§ Your task:
Retype every entry below exactly as it stands.

§ Material to process:
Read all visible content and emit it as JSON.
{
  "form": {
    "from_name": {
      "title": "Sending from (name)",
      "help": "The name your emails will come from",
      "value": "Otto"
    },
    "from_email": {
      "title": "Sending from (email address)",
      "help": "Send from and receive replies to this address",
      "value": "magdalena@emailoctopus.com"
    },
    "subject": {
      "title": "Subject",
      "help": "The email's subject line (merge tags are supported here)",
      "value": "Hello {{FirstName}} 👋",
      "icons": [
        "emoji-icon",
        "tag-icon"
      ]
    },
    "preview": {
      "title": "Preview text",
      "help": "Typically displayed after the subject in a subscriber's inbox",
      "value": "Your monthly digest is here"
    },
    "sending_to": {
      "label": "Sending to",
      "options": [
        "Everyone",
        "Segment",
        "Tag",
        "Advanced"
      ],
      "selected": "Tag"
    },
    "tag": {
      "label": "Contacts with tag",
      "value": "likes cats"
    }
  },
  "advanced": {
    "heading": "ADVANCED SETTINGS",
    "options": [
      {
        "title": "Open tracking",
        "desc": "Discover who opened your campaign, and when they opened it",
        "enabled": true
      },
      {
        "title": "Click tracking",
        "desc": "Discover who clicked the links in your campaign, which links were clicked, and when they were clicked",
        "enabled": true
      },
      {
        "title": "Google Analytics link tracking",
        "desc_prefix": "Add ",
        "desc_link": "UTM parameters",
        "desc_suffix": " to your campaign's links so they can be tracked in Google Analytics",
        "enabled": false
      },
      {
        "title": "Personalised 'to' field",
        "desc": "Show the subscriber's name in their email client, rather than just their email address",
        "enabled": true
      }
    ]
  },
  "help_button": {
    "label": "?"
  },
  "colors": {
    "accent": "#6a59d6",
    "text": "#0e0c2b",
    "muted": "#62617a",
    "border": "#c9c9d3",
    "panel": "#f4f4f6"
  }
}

§ Response box:
Read all visible content and emit it as JSON.
{
  "form": {
    "from_name": {
      "title": "Sending from (name)",
      "help": "The name your emails will come from",
      "value": "Otto"
    },
    "from_email": {
      "title": "Sending from (email address)",
      "help": "Send from and receive replies to this address",
      "value": "magdalena@emailoctopus.com"
    },
    "subject": {
      "title": "Subject",
      "help": "The email's subject line (merge tags are supported here)",
      "value": "Hello {{FirstName}} 👋",
      "icons": [
        "emoji-icon",
        "tag-icon"
      ]
    },
    "preview": {
      "title": "Preview text",
      "help": "Typically displayed after the subject in a subscriber's inbox",
      "value": "Your monthly digest is here"
    },
    "sending_to": {
      "label": "Sending to",
      "options": [
        "Everyone",
        "Segment",
        "Tag",
        "Advanced"
      ],
      "selected": "Tag"
    },
    "tag": {
      "label": "Contacts with tag",
      "value": "likes cats"
    }
  },
  "advanced": {
    "heading": "ADVANCED SETTINGS",
    "options": [
      {
        "title": "Open tracking",
        "desc": "Discover who opened your campaign, and when they opened it",
        "enabled": true
      },
      {
        "title": "Click tracking",
        "desc": "Discover who clicked the links in your campaign, which links were clicked, and when they were clicked",
        "enabled": true
      },
      {
        "title": "Google Analytics link tracking",
        "desc_prefix": "Add ",
        "desc_link": "UTM parameters",
        "desc_suffix": " to your campaign's links so they can be tracked in Google Analytics",
        "enabled": false
      },
      {
        "title": "Personalised 'to' field",
        "desc": "Show the subscriber's name in their email client, rather than just their email address",
        "enabled": true
      }
    ]
  },
  "help_button": {
    "label": "?"
  },
  "colors": {
    "accent": "#6a59d6",
    "text": "#0e0c2b",
    "muted": "#62617a",
    "border": "#c9c9d3",
    "panel": "#f4f4f6"
  }
}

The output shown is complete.